The Moon Stallion of the title is a white horse who is connected to the White Horse of Uffington. The story is set in either late Victorian or Edwardian times (it's not specific) and opens with an archaeologist, Professor Purwell, and his children, Diana and Paul going to Uffington. The Professor has been asked by Sir George Mortenhurze, a local squire, to seek out the true facts about the historical King Arthur.
It soon emerges that Mortenhurze, and Todman, his stablemaster, and it turns out, a horse warlock, have designs on the Moon Stallion - Mortenhurze because he wants revenge on it for having, he thinks, caused the death of his wife, and Todman because he wants the power the Moon Stallion has. The plot centres around Diana, who is blind, but who has a c…

Behind, behind, behind

I am. Having had a week off (spent in Scotland, and utterly wonderful, about which more later) I have now come back to earth with a big, fat bump. Just before we went away someone said to me, having just told me an alarming bit of news about one of the things with which I am involved: "I hope it won't spoil your holiday." "It won't," I said. I may be a bit short on time-management abilities, memory skills and a host of other things, but at putting things I don't want to think about firmly out of my mind for the week of my holiday I think I have few equals.

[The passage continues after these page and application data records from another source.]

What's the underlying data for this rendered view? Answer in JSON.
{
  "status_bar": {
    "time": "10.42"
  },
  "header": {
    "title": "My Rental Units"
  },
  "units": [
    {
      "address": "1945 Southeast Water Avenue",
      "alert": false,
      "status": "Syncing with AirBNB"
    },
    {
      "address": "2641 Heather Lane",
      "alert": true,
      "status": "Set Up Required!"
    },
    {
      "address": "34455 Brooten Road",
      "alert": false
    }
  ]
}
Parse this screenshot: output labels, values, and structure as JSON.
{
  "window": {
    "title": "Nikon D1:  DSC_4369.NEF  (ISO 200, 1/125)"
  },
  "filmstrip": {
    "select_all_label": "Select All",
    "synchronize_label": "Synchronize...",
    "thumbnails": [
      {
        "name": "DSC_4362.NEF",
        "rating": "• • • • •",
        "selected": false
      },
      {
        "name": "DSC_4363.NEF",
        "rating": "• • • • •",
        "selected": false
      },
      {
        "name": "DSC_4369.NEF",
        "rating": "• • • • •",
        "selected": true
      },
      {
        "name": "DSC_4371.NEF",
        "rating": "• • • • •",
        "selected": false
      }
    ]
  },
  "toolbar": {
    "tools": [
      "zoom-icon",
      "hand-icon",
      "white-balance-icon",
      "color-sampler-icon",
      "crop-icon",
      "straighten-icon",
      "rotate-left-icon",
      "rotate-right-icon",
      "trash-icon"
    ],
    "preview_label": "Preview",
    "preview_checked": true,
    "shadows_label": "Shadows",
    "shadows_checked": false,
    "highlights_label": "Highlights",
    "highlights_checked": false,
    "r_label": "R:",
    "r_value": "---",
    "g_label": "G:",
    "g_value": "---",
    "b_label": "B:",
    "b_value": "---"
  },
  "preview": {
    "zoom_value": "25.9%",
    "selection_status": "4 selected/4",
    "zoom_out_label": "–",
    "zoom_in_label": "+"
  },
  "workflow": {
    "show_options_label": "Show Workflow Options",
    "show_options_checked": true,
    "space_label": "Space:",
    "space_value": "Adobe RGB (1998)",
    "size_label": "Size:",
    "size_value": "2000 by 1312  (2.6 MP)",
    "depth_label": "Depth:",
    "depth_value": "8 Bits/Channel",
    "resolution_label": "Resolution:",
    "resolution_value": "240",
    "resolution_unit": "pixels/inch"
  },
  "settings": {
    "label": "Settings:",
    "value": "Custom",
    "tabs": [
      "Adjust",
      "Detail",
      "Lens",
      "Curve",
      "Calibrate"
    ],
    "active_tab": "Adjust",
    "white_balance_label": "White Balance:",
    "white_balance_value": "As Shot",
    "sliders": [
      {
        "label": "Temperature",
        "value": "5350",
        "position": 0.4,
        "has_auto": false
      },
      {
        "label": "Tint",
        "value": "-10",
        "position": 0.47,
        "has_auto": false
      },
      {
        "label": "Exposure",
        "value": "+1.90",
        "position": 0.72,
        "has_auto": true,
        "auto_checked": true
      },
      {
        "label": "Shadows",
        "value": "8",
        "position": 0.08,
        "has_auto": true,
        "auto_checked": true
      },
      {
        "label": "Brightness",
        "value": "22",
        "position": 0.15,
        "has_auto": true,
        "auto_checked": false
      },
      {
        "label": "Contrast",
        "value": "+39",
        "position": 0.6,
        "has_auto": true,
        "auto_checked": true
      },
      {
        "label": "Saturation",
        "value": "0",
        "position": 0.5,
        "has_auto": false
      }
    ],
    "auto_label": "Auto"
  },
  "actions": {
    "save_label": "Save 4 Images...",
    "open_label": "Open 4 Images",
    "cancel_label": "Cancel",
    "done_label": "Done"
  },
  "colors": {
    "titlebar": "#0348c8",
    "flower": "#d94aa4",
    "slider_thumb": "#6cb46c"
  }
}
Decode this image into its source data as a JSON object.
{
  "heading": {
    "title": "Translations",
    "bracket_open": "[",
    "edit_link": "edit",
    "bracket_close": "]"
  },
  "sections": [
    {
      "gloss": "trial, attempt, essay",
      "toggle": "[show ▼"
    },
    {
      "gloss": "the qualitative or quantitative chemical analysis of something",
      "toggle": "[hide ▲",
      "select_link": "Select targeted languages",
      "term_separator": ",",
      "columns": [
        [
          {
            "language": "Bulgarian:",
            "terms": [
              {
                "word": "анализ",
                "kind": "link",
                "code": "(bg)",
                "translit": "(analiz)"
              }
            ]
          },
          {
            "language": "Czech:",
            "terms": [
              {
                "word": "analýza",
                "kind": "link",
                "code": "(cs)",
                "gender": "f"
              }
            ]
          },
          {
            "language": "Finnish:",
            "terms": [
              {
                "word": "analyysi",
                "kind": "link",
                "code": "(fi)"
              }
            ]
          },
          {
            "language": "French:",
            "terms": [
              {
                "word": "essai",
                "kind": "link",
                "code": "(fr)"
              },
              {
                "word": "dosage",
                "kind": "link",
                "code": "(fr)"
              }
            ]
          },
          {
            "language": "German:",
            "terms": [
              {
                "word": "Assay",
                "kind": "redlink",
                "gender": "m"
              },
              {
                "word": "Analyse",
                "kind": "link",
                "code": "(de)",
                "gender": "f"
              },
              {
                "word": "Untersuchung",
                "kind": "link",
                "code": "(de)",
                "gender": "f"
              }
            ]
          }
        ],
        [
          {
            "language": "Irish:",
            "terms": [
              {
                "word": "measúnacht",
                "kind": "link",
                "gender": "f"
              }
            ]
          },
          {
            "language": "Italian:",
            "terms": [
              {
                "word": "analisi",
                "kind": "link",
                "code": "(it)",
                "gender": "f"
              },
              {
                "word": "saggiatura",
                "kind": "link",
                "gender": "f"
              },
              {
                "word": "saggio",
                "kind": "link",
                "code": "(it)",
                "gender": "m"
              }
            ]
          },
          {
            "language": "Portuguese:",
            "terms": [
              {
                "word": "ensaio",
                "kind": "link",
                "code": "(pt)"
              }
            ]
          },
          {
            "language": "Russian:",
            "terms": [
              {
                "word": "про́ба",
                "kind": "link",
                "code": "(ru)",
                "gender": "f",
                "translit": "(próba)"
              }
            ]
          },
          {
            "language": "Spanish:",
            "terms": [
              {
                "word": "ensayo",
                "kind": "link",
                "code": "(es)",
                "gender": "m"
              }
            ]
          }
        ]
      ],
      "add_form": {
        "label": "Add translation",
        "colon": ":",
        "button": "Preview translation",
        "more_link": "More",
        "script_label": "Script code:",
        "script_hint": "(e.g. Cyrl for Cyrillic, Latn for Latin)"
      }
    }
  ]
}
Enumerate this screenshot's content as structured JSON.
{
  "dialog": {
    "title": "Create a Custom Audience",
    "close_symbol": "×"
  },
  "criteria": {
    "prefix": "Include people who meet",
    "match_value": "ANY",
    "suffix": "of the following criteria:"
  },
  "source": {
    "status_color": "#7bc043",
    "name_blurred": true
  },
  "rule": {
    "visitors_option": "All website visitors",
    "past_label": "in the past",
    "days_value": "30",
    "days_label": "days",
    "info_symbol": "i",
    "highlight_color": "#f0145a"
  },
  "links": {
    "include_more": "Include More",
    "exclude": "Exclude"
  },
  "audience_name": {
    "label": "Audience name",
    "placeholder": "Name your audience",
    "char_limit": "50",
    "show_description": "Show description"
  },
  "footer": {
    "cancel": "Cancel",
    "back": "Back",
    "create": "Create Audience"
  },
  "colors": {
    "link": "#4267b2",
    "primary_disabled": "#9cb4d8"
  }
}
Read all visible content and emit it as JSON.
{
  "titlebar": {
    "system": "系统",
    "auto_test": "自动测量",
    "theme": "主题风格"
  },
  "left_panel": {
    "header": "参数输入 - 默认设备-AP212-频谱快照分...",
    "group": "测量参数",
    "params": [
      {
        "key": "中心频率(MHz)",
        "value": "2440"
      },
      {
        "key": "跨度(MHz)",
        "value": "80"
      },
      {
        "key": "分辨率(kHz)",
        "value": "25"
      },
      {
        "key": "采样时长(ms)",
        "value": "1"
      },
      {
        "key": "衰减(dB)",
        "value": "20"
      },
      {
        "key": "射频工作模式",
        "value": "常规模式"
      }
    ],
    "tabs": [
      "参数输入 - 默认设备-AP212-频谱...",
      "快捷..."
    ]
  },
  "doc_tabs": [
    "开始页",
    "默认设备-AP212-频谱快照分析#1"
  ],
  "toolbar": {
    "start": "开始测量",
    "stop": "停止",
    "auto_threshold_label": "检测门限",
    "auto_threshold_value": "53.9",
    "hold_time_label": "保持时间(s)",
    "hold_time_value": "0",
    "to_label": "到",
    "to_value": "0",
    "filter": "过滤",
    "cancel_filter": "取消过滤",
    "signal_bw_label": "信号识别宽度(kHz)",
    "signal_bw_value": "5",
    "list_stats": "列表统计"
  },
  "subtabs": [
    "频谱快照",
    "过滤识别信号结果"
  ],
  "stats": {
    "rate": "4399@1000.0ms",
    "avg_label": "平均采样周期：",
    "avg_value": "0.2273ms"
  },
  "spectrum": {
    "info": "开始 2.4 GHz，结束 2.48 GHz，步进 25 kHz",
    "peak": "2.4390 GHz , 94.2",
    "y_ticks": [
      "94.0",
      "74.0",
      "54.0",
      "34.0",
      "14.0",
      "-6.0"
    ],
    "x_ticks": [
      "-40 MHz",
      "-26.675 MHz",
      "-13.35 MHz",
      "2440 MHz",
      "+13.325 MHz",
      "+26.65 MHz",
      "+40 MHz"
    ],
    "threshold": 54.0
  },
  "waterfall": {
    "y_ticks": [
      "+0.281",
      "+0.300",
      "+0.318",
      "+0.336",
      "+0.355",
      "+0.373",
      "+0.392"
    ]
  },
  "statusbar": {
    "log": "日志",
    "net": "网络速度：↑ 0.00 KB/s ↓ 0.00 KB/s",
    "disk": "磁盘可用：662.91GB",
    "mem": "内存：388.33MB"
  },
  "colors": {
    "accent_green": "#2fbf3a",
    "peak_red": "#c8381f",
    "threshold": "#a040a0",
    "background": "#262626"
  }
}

However, even I cannot fend off the thought of the Inland Revenue for ever (which wasn't by the way, the alarming thing: that turned out to be merely worrying), so I am now in the throes of finalising the business accounts. Every year I say firmly to myself that I will make sure every bit of paper is irretrievably filed, but every year something goes missing. Most years it has been a bank …